ko waɗi afo baylo wonti aga
faa aga waylitii baylo;
aan anndoyɗo hoto ɗoofii
ko wiyetee ndenɗiraaku waɗaa 2180
hakkunde maɓɓe kamɓe ɗiɗon
so doonii e ɓiɓɓe maɓɓe fiɓii. »
Gariibu nayeejo jaabaaki
heddii licce mum na wiɗoo
ana tefa temmba mum faa fuƴa 2185
yarnga mo haari nga mo nannga.
Hammadi saatu yiinoo ɗum,
mo yeggiti fey mo kaananke,
mo teɓɓii tuuba ngel nayewel
mo ƴeewi mo yiiti yarnga ɓutii, 2190
mo wii fa mo nirka temmba fusa.
Nayewel nanngi junngo haɗi
Mo wii :
— « Mi nyaamii cofal so temmba nyaami kam.
Weddoya nyaamnga kam e leydi. 2195
Nyalooma garoowo ma ndi nyaam nga.
Yo nii tan nii waɗaa nguurndam.
Mooƴu ŋonyooma ɗaɗi nyaama.
Cofal duu mooƴu nii moɗata.
Neɗɗo yo gertogal wuuri. 2200
Waasu yo neɗɗo nyaamoyta.
Leydi munyoori ana doomi
walaa gite kaa na nii ƴeewa.
Endi nii ƴeewa talloore
ndi jala ɗum kaa walaa hunduko. 2205
Ngu feeti woliide ndeen du wiya :
— Tagoyɗo ma leydi Geno nyemmbu
na waylite fuu nyalooma Geno,
Mo waylite jamma talle gere.
how the eldest son of the blacksmith becomes a shepherd 156
and how the shepherd becomes a blacksmith,
you who know the origin
of what are called cousinship jokes 157
that unite two men
and form a bond with their descendants.”
The old beggar did not answer
and began searching in his rags,
trying to crush an elusive flea
which had drunk its fill of his blood.
Seeing this, Hammadi forgot
his kingly role.
He grasped the old man's pants,
examined them, found a bloated flea
and was about to squeeze and crush it.
The little man took his hand, kept him from doing so,
“I ate a chicken before this flea went after me.
Throw down my ‘eater.’
Another day, the earth will eat it.
Life is like that.
The termite gnaws at roots 158, eats them.
The hen, in turn, swallows the termite.
Man takes nourishment from the hen
and the wild beast eats man.
Patient earth waits.
Eyeless, she contemplates and sees.
She observes the dung-beetle.
She laughs mouthlessly.
The dung-beetle says wordlessly:
‘Oh Earth!
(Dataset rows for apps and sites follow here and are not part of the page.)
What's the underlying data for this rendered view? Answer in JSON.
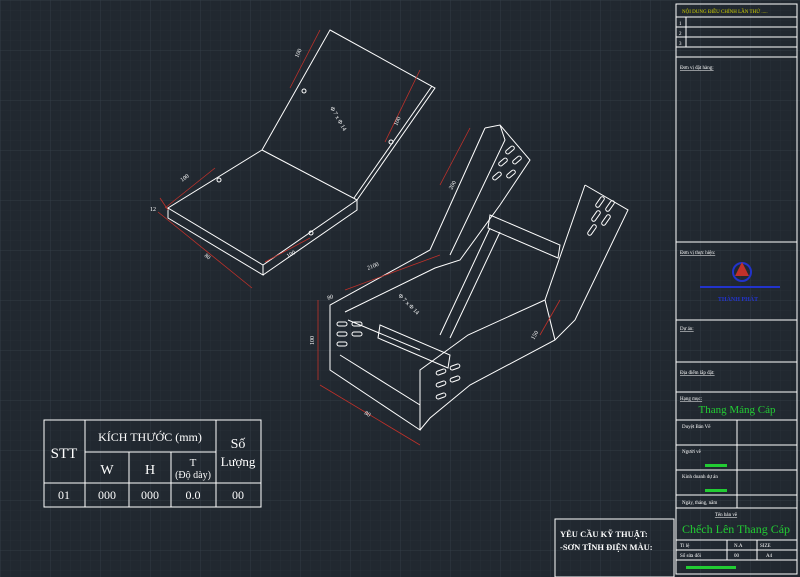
{
  "colors": {
    "background": "#212830",
    "grid_minor": "#2b333c",
    "grid_major": "#354049",
    "line": "#ffffff",
    "dimension": "#c0312a",
    "accent_green": "#22cc33",
    "title_yellow": "#d4d400",
    "company_blue": "#2233cc"
  },
  "dimensions": {
    "top_plate": [
      "100",
      "Φ 7 x Φ 14",
      "100",
      "100",
      "100",
      "12",
      "80"
    ],
    "ladder": [
      "200",
      "2100",
      "Φ 7 x Φ 14",
      "100",
      "80",
      "80",
      "150"
    ]
  },
  "quantity_table": {
    "stt_header": "STT",
    "size_header": "KÍCH THƯỚC (mm)",
    "qty_header": "Số Lượng",
    "w_header": "W",
    "h_header": "H",
    "t_header": "T",
    "t_sub": "(Độ dày)",
    "row": {
      "stt": "01",
      "w": "000",
      "h": "000",
      "t": "0.0",
      "qty": "00"
    }
  },
  "requirements": {
    "line1": "YÊU CẦU KỸ THUẬT:",
    "line2": "-SƠN TĨNH ĐIỆN MÀU:"
  },
  "title_block": {
    "revision_header": "NỘI DUNG ĐIỀU CHỈNH LẦN THỨ .....",
    "revision_rows": [
      "1",
      "2",
      "3"
    ],
    "client_label": "Đơn vị đặt hàng:",
    "contractor_label": "Đơn vị thực hiện:",
    "company_name": "THÀNH PHÁT",
    "project_label": "Dự án:",
    "location_label": "Địa điểm lắp đặt:",
    "item_label": "Hạng mục:",
    "item_value": "Thang Máng Cáp",
    "approved_label": "Duyệt Bản Vẽ",
    "drafter_label": "Người vẽ",
    "sales_label": "Kinh doanh dự án",
    "date_label": "Ngày, tháng, năm",
    "drawing_name_label": "Tên bản vẽ",
    "drawing_name": "Chếch Lên Thang Cáp",
    "scale_label": "Tỉ lệ",
    "scale_value": "N.A",
    "size_label": "SIZE",
    "sheet_label": "Số sửa đổi",
    "sheet_value": "00",
    "size_value": "A4"
  }
}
I imitate Geno, your Creator
that turns you all day long,
turns you back at night, turns you in all directions
Notes (Lilyan Kesteloot)
156. Blacksmith and shepherd: cf. the myth of the origin of the Fulani and the legend of Buytorin, ancestor of the Fulɓe of western Africa according to the tales of the Fulɓe of the Senegal Ferlo, Moolo Gawlo and Arɗo Dembo.
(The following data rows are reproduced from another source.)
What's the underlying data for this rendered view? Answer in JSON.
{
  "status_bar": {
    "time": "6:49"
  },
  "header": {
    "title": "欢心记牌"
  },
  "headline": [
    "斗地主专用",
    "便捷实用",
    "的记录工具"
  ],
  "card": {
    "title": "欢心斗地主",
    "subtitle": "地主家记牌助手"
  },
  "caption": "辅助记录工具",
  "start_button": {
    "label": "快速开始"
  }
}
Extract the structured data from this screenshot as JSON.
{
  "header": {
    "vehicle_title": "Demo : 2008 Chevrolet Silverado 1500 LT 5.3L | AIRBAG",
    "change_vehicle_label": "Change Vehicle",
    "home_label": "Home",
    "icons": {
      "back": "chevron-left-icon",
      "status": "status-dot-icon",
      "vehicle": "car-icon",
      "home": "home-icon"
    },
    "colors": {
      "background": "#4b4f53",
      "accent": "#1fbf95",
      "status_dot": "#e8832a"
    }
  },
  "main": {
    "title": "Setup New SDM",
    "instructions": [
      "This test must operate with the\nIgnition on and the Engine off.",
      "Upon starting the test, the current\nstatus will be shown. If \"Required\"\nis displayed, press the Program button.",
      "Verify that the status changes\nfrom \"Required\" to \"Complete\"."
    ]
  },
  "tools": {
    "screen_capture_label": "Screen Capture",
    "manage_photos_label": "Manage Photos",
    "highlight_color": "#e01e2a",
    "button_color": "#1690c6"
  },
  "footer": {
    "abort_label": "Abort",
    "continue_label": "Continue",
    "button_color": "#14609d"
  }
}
157. This has to do with the denɗiraaku or joking relation that exists between blacksmiths and the Fulɓe.
158. The law of universal mutual devouring which is akin to the law of annihilation of the 11 forces, one by the other: stone is crushed by iron, which is melted by fire, which is put out by water, which is dried by the wind; man triumphs over the wind, drunkenness annihilates man; sleep kills.